Russell Wilson’s reaction?
Thank You God for the opportunity. We’ll be back… I will never waiver on who He has called me to be… Thanks 12s #GoHawks
— Russell Wilson (@DangeRussWilson) February 2, 2015
Now there’s a man who is secure in his identity as a beloved son of God.
I concede that the demands Russell Wilson faces on a daily basis really can’t compare to the demands we moms experience day in and day out. But how often lately have I become overwhelmed by the “defensive pressure” and thrown an interception. It’s not so much the interception that pushes me to the sidelines, rather my response to the setback. In these moments, I allow the “world’s worst mom” thoughts to creep into my mind and play havoc on the present moment that God has gifted to me. I ought to take a page from Russell Wilson’s playbook and shift my focus: Thank you God for the opportunity to mother these children. You have wired me to be the very best mother these kids need, and I shall never waiver on who You have called me to be.

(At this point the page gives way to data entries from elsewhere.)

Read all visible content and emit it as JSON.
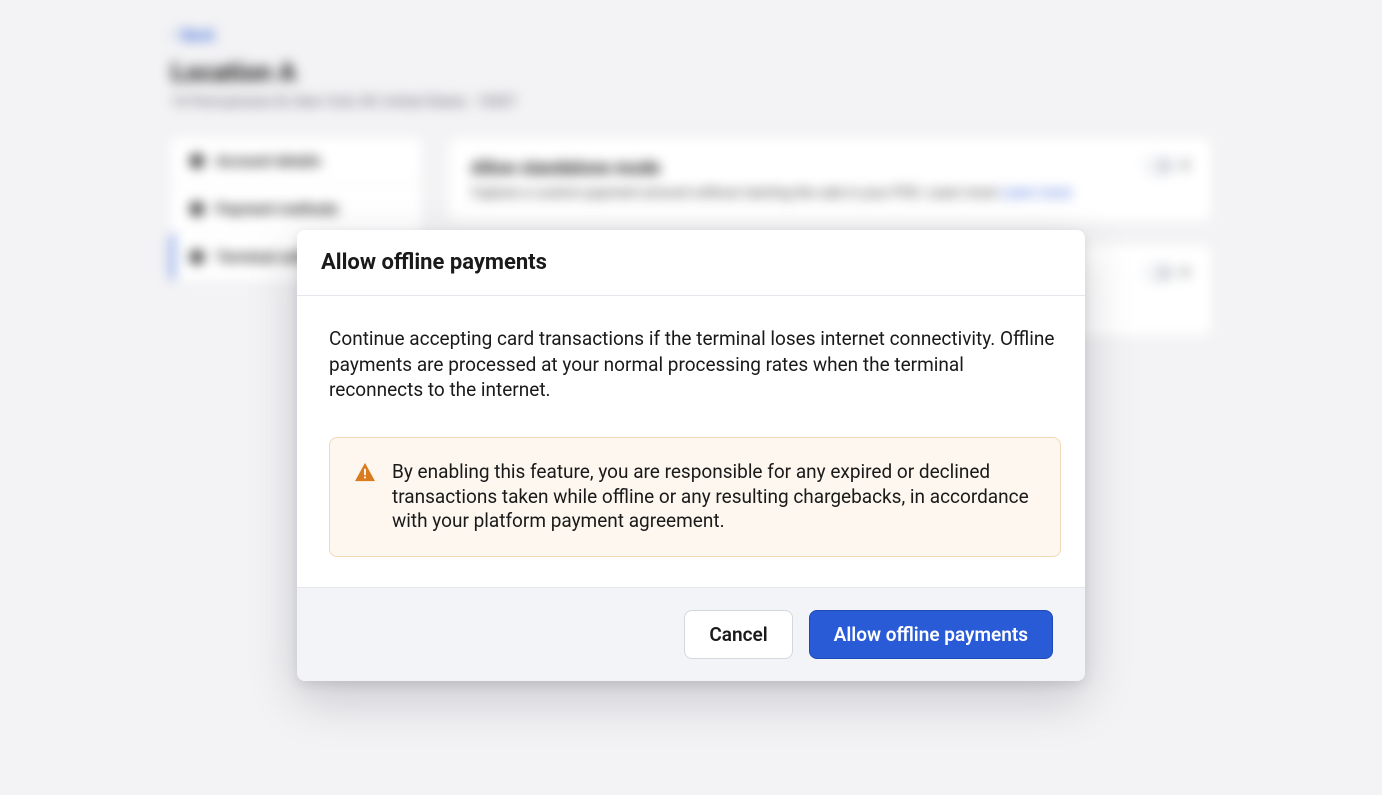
{
  "background": {
    "back_label": "Back",
    "location_title": "Location A",
    "location_address": "16 Pennsylvania St, New York, NY, United States · 10007",
    "sidebar": {
      "items": [
        {
          "label": "Account details"
        },
        {
          "label": "Payment methods"
        },
        {
          "label": "Terminal settings"
        }
      ]
    },
    "cards": [
      {
        "title": "Allow standalone mode",
        "desc": "Capture a custom payment amount without starting the sale in your POS. Learn more ",
        "learn_more": "Learn more",
        "toggle_off": "0"
      },
      {
        "title": "",
        "desc": "",
        "toggle_off": "0"
      }
    ]
  },
  "modal": {
    "title": "Allow offline payments",
    "description": "Continue accepting card transactions if the terminal loses internet connectivity. Offline payments are processed at your normal processing rates when the terminal reconnects to the internet.",
    "alert_text": "By enabling this feature, you are responsible for any expired or declined transactions taken while offline or any resulting chargebacks, in accordance with your platform payment agreement.",
    "cancel_label": "Cancel",
    "confirm_label": "Allow offline payments"
  }
}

This also circles back to Dr. Thierfelder’s profound thought:
The degree to which we remain in the present moment is the degree to which we are in union with God.” — Dr. Thierfelder

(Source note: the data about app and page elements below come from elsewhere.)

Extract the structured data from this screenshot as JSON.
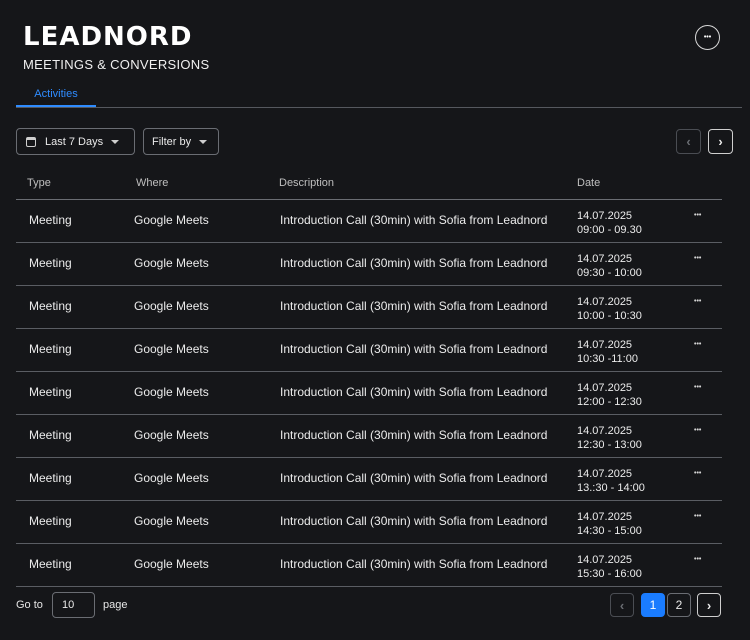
{
  "header": {
    "brand": "LEADNORD",
    "subtitle": "MEETINGS & CONVERSIONS",
    "more_icon": "•••"
  },
  "tabs": [
    {
      "label": "Activities",
      "active": true
    }
  ],
  "toolbar": {
    "date_range_label": "Last 7 Days",
    "filter_label": "Filter by",
    "prev_icon": "‹",
    "next_icon": "›"
  },
  "table": {
    "columns": [
      "Type",
      "Where",
      "Description",
      "Date"
    ],
    "rows": [
      {
        "type": "Meeting",
        "where": "Google Meets",
        "description": "Introduction Call (30min) with Sofia from Leadnord",
        "date": "14.07.2025",
        "time": "09:00 - 09.30"
      },
      {
        "type": "Meeting",
        "where": "Google Meets",
        "description": "Introduction Call (30min) with Sofia from Leadnord",
        "date": "14.07.2025",
        "time": "09:30 - 10:00"
      },
      {
        "type": "Meeting",
        "where": "Google Meets",
        "description": "Introduction Call (30min) with Sofia from Leadnord",
        "date": "14.07.2025",
        "time": "10:00 - 10:30"
      },
      {
        "type": "Meeting",
        "where": "Google Meets",
        "description": "Introduction Call (30min) with Sofia from Leadnord",
        "date": "14.07.2025",
        "time": "10:30 -11:00"
      },
      {
        "type": "Meeting",
        "where": "Google Meets",
        "description": "Introduction Call (30min) with Sofia from Leadnord",
        "date": "14.07.2025",
        "time": "12:00 - 12:30"
      },
      {
        "type": "Meeting",
        "where": "Google Meets",
        "description": "Introduction Call (30min) with Sofia from Leadnord",
        "date": "14.07.2025",
        "time": "12:30 - 13:00"
      },
      {
        "type": "Meeting",
        "where": "Google Meets",
        "description": "Introduction Call (30min) with Sofia from Leadnord",
        "date": "14.07.2025",
        "time": "13.:30 - 14:00"
      },
      {
        "type": "Meeting",
        "where": "Google Meets",
        "description": "Introduction Call (30min) with Sofia from Leadnord",
        "date": "14.07.2025",
        "time": "14:30 - 15:00"
      },
      {
        "type": "Meeting",
        "where": "Google Meets",
        "description": "Introduction Call (30min) with Sofia from Leadnord",
        "date": "14.07.2025",
        "time": "15:30 - 16:00"
      }
    ],
    "row_more_icon": "•••"
  },
  "pagination": {
    "goto_label": "Go to",
    "goto_value": "10",
    "page_label": "page",
    "pages": [
      "1",
      "2"
    ],
    "current_page": "1",
    "prev_icon": "‹",
    "next_icon": "›"
  },
  "colors": {
    "background": "#151619",
    "accent": "#1a7cff",
    "tab_active": "#2f8cff"
  }
}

Have I told you lately how relieved I am that March has arrived? Not only am I more than happy to say sayonara to “The Februaries,” I’m finding consolation in the Holy Father’s March evangelization prayer intention: That the unique contribution of women to the life of the Church be recognized always.
I try to begin each morning saying the Morning Offering. Its words help me unite my will to what God wills for me that day.
through the Immaculate Heart of Mary,
I offer You my prayers, works,
joys and sufferings of this day
for all the intentions of Your Sacred Heart,
in union with the Holy Sacrifice of the Mass throughout the world,
in reparation for my sins,
for the intentions of all my relatives and friends,
and in particular for the intentions of the Holy Father.
The last line unites our prayers with those of the Holy Father’s. Throughout March, when we pray the Morning Offering, we will also pray for the unique contribution of women to the life of the Church, including us moms who bear witness to the faith and devotedly rear our children in the spirit of the Gospel. We are heroically doing so against a backdrop of an increasingly secularized culture while combating the evil one who would have us believe we ain’t cut out for this thing called motherhood. Each time I pray the Morning Offering this month and whisper “for the intentions of the Holy Father,” I will link arms with moms around the world as we pour our everything into the present moment, remain in union with God, and recognize our potential as world-class moms. Join me, please.
- Dive deeper into the Pope’s monthly prayer intentions with resources from the Apostleship of Prayer.
- While we’re praying for women’s unique contribution to the life of the Church, now seems like a good time to dust off St. Pope John Paul II’s Mulieris Dignitatem or On the Dignity and Vocation of Women.
- Finally, Lisa Hendey wrote a timely and inspiring piece for The Berkley Forum titled The Blogosphere as Mission Field: Catholic Women on the Web Transform What Women’s Leadership Means that is really worth the read.
Copyright 2015 Lisa Schmidt